#### [Supplied entries]
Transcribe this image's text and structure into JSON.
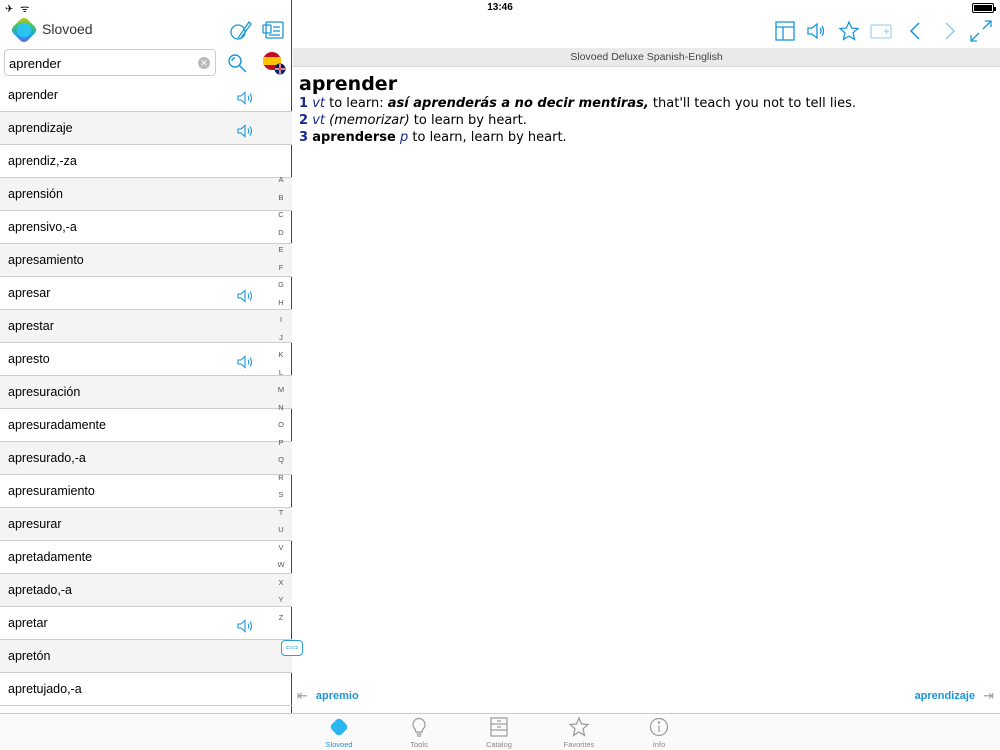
{
  "status_bar": {
    "time": "13:46",
    "left_symbols": "✈ ᯤ"
  },
  "app": {
    "name": "Slovoed"
  },
  "search": {
    "value": "aprender",
    "placeholder": ""
  },
  "word_list": [
    {
      "word": "aprender",
      "audio": true
    },
    {
      "word": "aprendizaje",
      "audio": true
    },
    {
      "word": "aprendiz,-za",
      "audio": false
    },
    {
      "word": "aprensión",
      "audio": false
    },
    {
      "word": "aprensivo,-a",
      "audio": false
    },
    {
      "word": "apresamiento",
      "audio": false
    },
    {
      "word": "apresar",
      "audio": true
    },
    {
      "word": "aprestar",
      "audio": false
    },
    {
      "word": "apresto",
      "audio": true
    },
    {
      "word": "apresuración",
      "audio": false
    },
    {
      "word": "apresuradamente",
      "audio": false
    },
    {
      "word": "apresurado,-a",
      "audio": false
    },
    {
      "word": "apresuramiento",
      "audio": false
    },
    {
      "word": "apresurar",
      "audio": false
    },
    {
      "word": "apretadamente",
      "audio": false
    },
    {
      "word": "apretado,-a",
      "audio": false
    },
    {
      "word": "apretar",
      "audio": true
    },
    {
      "word": "apretón",
      "audio": false
    },
    {
      "word": "apretujado,-a",
      "audio": false
    }
  ],
  "alphabet": [
    "A",
    "B",
    "C",
    "D",
    "E",
    "F",
    "G",
    "H",
    "I",
    "J",
    "K",
    "L",
    "M",
    "N",
    "O",
    "P",
    "Q",
    "R",
    "S",
    "T",
    "U",
    "V",
    "W",
    "X",
    "Y",
    "Z"
  ],
  "dictionary_title": "Slovoed Deluxe Spanish-English",
  "entry": {
    "headword": "aprender",
    "senses": [
      {
        "num": "1",
        "pos": "vt",
        "text1": "to learn:",
        "example": "así aprenderás a no decir mentiras,",
        "text2": "that'll teach you not to tell lies."
      },
      {
        "num": "2",
        "pos": "vt",
        "gloss": "(memorizar)",
        "text": "to learn by heart."
      },
      {
        "num": "3",
        "phrase": "aprenderse",
        "pos": "p",
        "text": "to learn, learn by heart."
      }
    ]
  },
  "navigation": {
    "prev": "apremio",
    "next": "aprendizaje"
  },
  "tabs": [
    {
      "label": "Slovoed",
      "icon": "slovoed-logo-icon",
      "active": true
    },
    {
      "label": "Tools",
      "icon": "lightbulb-icon",
      "active": false
    },
    {
      "label": "Catalog",
      "icon": "catalog-icon",
      "active": false
    },
    {
      "label": "Favorites",
      "icon": "star-icon",
      "active": false
    },
    {
      "label": "Info",
      "icon": "info-icon",
      "active": false
    }
  ],
  "colors": {
    "accent": "#1a96d8",
    "sense_number": "#1a2a8a",
    "row_alt": "#f4f4f4"
  }
}
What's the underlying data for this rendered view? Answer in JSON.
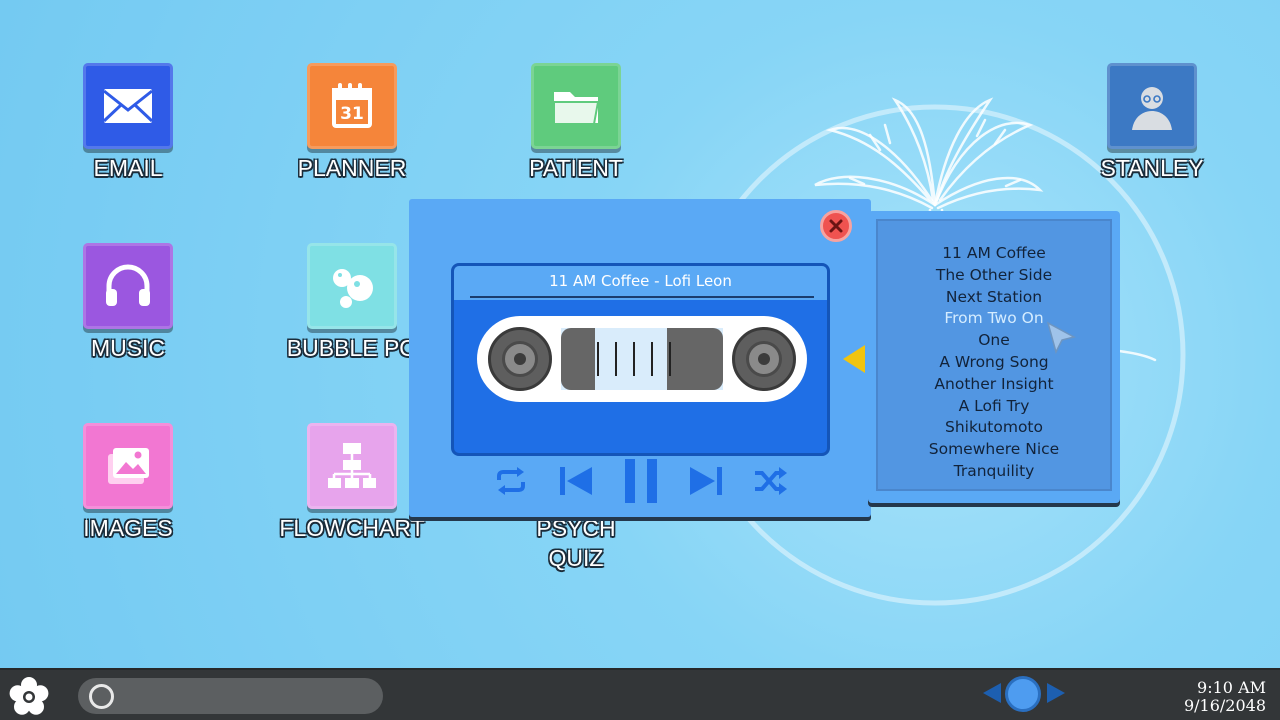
{
  "desktop": {
    "icons": [
      {
        "id": "email",
        "label": "EMAIL",
        "icon": "envelope-icon",
        "color": "#2f5be7"
      },
      {
        "id": "planner",
        "label": "PLANNER",
        "icon": "calendar-icon",
        "color": "#f5853a",
        "calendar_day": "31"
      },
      {
        "id": "patient",
        "label": "PATIENT",
        "icon": "folder-icon",
        "color": "#5fcb7d"
      },
      {
        "id": "stanley",
        "label": "STANLEY",
        "icon": "user-avatar-icon",
        "color": "#3c79c4"
      },
      {
        "id": "music",
        "label": "MUSIC",
        "icon": "headphones-icon",
        "color": "#9b57e0"
      },
      {
        "id": "bubble-pop",
        "label": "BUBBLE PO",
        "icon": "bubbles-icon",
        "color": "#7fe0e4"
      },
      {
        "id": "images",
        "label": "IMAGES",
        "icon": "images-icon",
        "color": "#f277d2"
      },
      {
        "id": "flowchart",
        "label": "FLOWCHART",
        "icon": "flowchart-icon",
        "color": "#e7a4ec"
      },
      {
        "id": "psych-quiz",
        "label_line1": "PSYCH",
        "label_line2": "QUIZ"
      }
    ]
  },
  "player": {
    "now_playing": "11 AM Coffee - Lofi Leon",
    "state": "playing",
    "colors": {
      "window": "#5aa9f5",
      "cassette": "#1f6fe6",
      "controls": "#1f6fe6",
      "close": "#ef5350"
    },
    "controls": [
      "repeat-icon",
      "skip-previous-icon",
      "pause-icon",
      "skip-next-icon",
      "shuffle-icon"
    ]
  },
  "playlist": {
    "tracks": [
      "11 AM Coffee",
      "The Other Side",
      "Next Station",
      "From Two On",
      "One",
      "A Wrong Song",
      "Another Insight",
      "A Lofi Try",
      "Shikutomoto",
      "Somewhere Nice",
      "Tranquility"
    ],
    "highlighted_index": 3
  },
  "taskbar": {
    "start_icon": "flower-icon",
    "search_icon": "search-circle-icon",
    "clock": {
      "time": "9:10 AM",
      "date": "9/16/2048"
    }
  }
}
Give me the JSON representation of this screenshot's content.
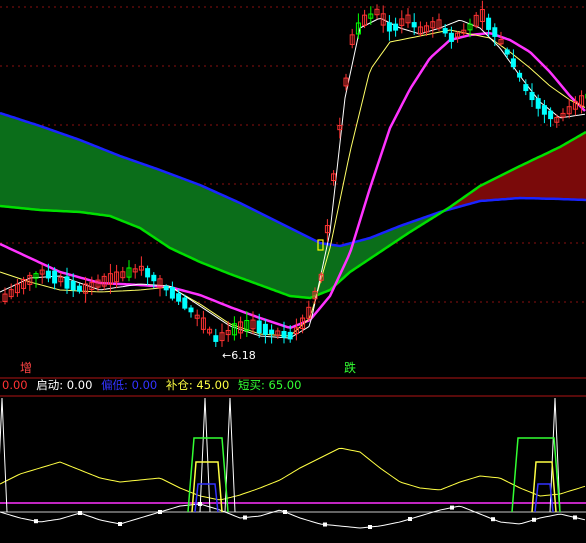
{
  "chart_data": [
    {
      "type": "candlestick",
      "panel": "main",
      "annotations": {
        "low_price_label": "6.18",
        "marker_left": "增",
        "marker_right": "跌"
      },
      "colors": {
        "up": "#ff3333",
        "down": "#00ffff",
        "special": "#00ff00",
        "band_fill_bearish": "#0b6e1a",
        "band_fill_bullish": "#7a0a0a",
        "band_upper": "#1a24ff",
        "band_lower": "#00e000",
        "ma_magenta": "#ff33ff",
        "ma_yellow": "#ffff66",
        "ma_white": "#ffffff"
      }
    },
    {
      "type": "line",
      "panel": "indicator",
      "labels": [
        {
          "text": "0.00",
          "color": "#ff3333"
        },
        {
          "text": "启动: 0.00",
          "color": "#ffffff"
        },
        {
          "text": "偏低: 0.00",
          "color": "#3333ff"
        },
        {
          "text": "补仓: 45.00",
          "color": "#ffff44"
        },
        {
          "text": "短买: 65.00",
          "color": "#33ff33"
        }
      ],
      "series_colors": [
        "#ffff44",
        "#ffffff",
        "#ff33ff",
        "#33ff33",
        "#3333ff",
        "#c8c8c8"
      ]
    }
  ]
}
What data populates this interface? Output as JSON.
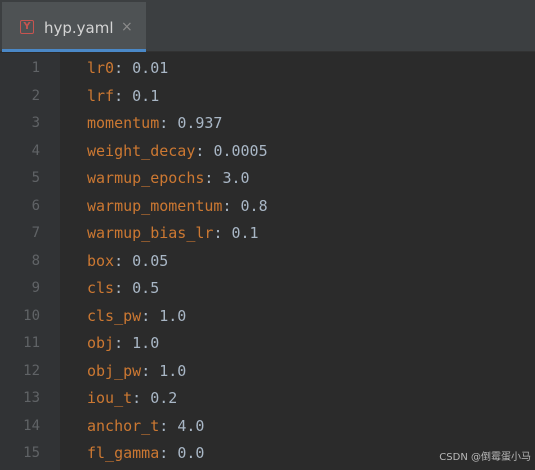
{
  "tab": {
    "icon": "yaml-file-icon",
    "icon_glyph": "Y",
    "title": "hyp.yaml",
    "close": "×"
  },
  "lines": [
    {
      "number": "1",
      "key": "lr0",
      "value": "0.01"
    },
    {
      "number": "2",
      "key": "lrf",
      "value": "0.1"
    },
    {
      "number": "3",
      "key": "momentum",
      "value": "0.937"
    },
    {
      "number": "4",
      "key": "weight_decay",
      "value": "0.0005"
    },
    {
      "number": "5",
      "key": "warmup_epochs",
      "value": "3.0"
    },
    {
      "number": "6",
      "key": "warmup_momentum",
      "value": "0.8"
    },
    {
      "number": "7",
      "key": "warmup_bias_lr",
      "value": "0.1"
    },
    {
      "number": "8",
      "key": "box",
      "value": "0.05"
    },
    {
      "number": "9",
      "key": "cls",
      "value": "0.5"
    },
    {
      "number": "10",
      "key": "cls_pw",
      "value": "1.0"
    },
    {
      "number": "11",
      "key": "obj",
      "value": "1.0"
    },
    {
      "number": "12",
      "key": "obj_pw",
      "value": "1.0"
    },
    {
      "number": "13",
      "key": "iou_t",
      "value": "0.2"
    },
    {
      "number": "14",
      "key": "anchor_t",
      "value": "4.0"
    },
    {
      "number": "15",
      "key": "fl_gamma",
      "value": "0.0"
    }
  ],
  "separator": ": ",
  "watermark": "CSDN @倒霉蛋小马",
  "colors": {
    "key": "#cc7832",
    "value": "#a9b7c6",
    "line_number": "#606366",
    "background": "#2b2b2b",
    "tab_underline": "#4a88c7"
  }
}
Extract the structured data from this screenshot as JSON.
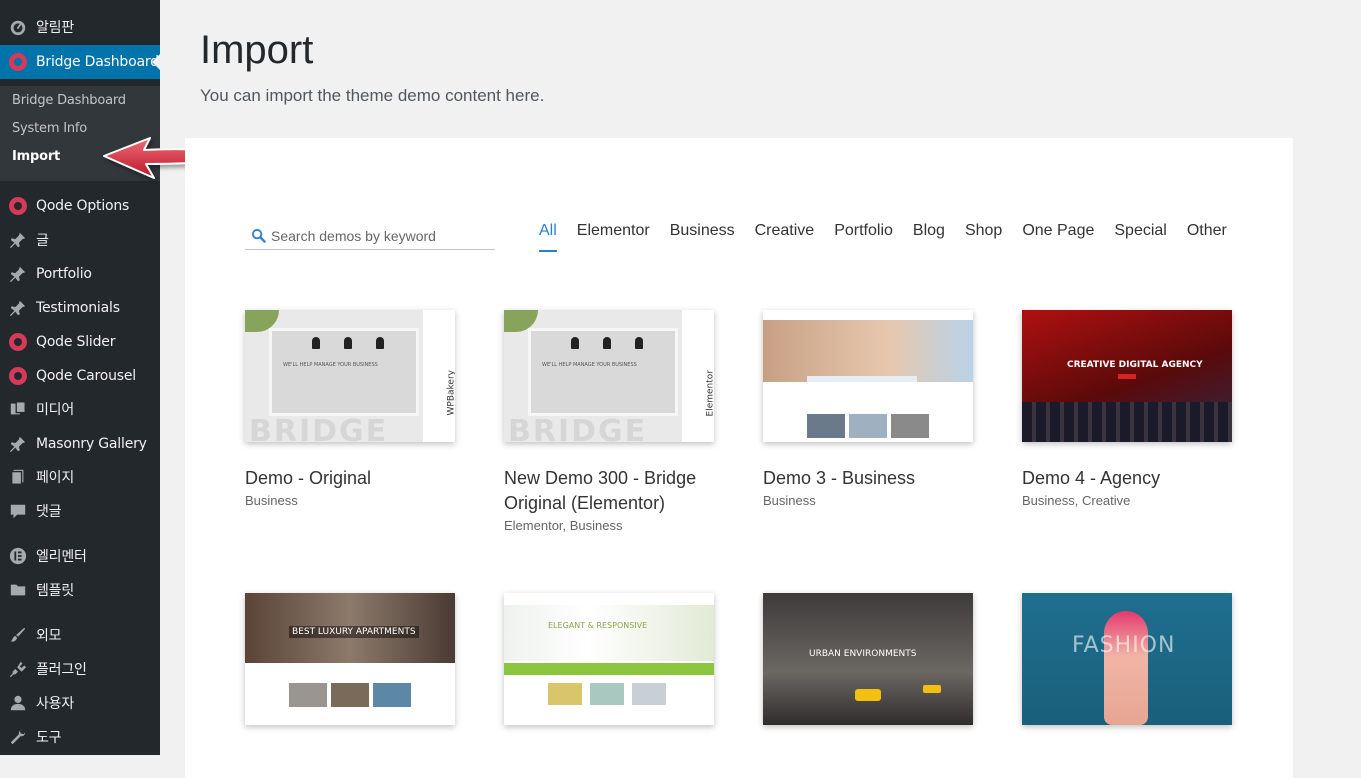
{
  "sidebar": {
    "items": [
      {
        "label": "알림판",
        "icon": "dashboard-icon"
      },
      {
        "label": "Bridge Dashboard",
        "icon": "bridge-icon"
      },
      {
        "label": "Qode Options",
        "icon": "qode-icon"
      },
      {
        "label": "글",
        "icon": "pin-icon"
      },
      {
        "label": "Portfolio",
        "icon": "pin-icon"
      },
      {
        "label": "Testimonials",
        "icon": "pin-icon"
      },
      {
        "label": "Qode Slider",
        "icon": "qode-icon"
      },
      {
        "label": "Qode Carousel",
        "icon": "qode-icon"
      },
      {
        "label": "미디어",
        "icon": "media-icon"
      },
      {
        "label": "Masonry Gallery",
        "icon": "pin-icon"
      },
      {
        "label": "페이지",
        "icon": "page-icon"
      },
      {
        "label": "댓글",
        "icon": "comment-icon"
      },
      {
        "label": "엘리멘터",
        "icon": "elementor-icon"
      },
      {
        "label": "템플릿",
        "icon": "folder-icon"
      },
      {
        "label": "외모",
        "icon": "brush-icon"
      },
      {
        "label": "플러그인",
        "icon": "plugin-icon"
      },
      {
        "label": "사용자",
        "icon": "user-icon"
      },
      {
        "label": "도구",
        "icon": "wrench-icon"
      }
    ],
    "submenu": [
      "Bridge Dashboard",
      "System Info",
      "Import"
    ]
  },
  "header": {
    "title": "Import",
    "subtitle": "You can import the theme demo content here."
  },
  "search": {
    "placeholder": "Search demos by keyword"
  },
  "filters": [
    "All",
    "Elementor",
    "Business",
    "Creative",
    "Portfolio",
    "Blog",
    "Shop",
    "One Page",
    "Special",
    "Other"
  ],
  "demos": [
    {
      "title": "Demo - Original",
      "categories": "Business"
    },
    {
      "title": "New Demo 300 - Bridge Original (Elementor)",
      "categories": "Elementor,  Business"
    },
    {
      "title": "Demo 3 - Business",
      "categories": "Business"
    },
    {
      "title": "Demo 4 - Agency",
      "categories": "Business,  Creative"
    }
  ],
  "thumbs": {
    "original_tagline": "WE'LL HELP MANAGE YOUR BUSINESS",
    "original_word": "BRIDGE",
    "original_side": "WPBakery",
    "elementor_side": "Elementor",
    "agency_title": "CREATIVE DIGITAL AGENCY",
    "estate_title": "BEST LUXURY APARTMENTS",
    "health_title": "ELEGANT & RESPONSIVE",
    "urban_title": "URBAN ENVIRONMENTS",
    "fashion_title": "FASHION"
  },
  "colors": {
    "sidebar_bg": "#23282d",
    "active_bg": "#0073aa",
    "accent": "#2b7fd4",
    "arrow": "#d9384a"
  }
}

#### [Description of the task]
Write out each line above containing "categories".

#### [Output below]
      "categories": "Business"
      "categories": "Elementor,  Business"
      "categories": "Business"
      "categories": "Business,  Creative"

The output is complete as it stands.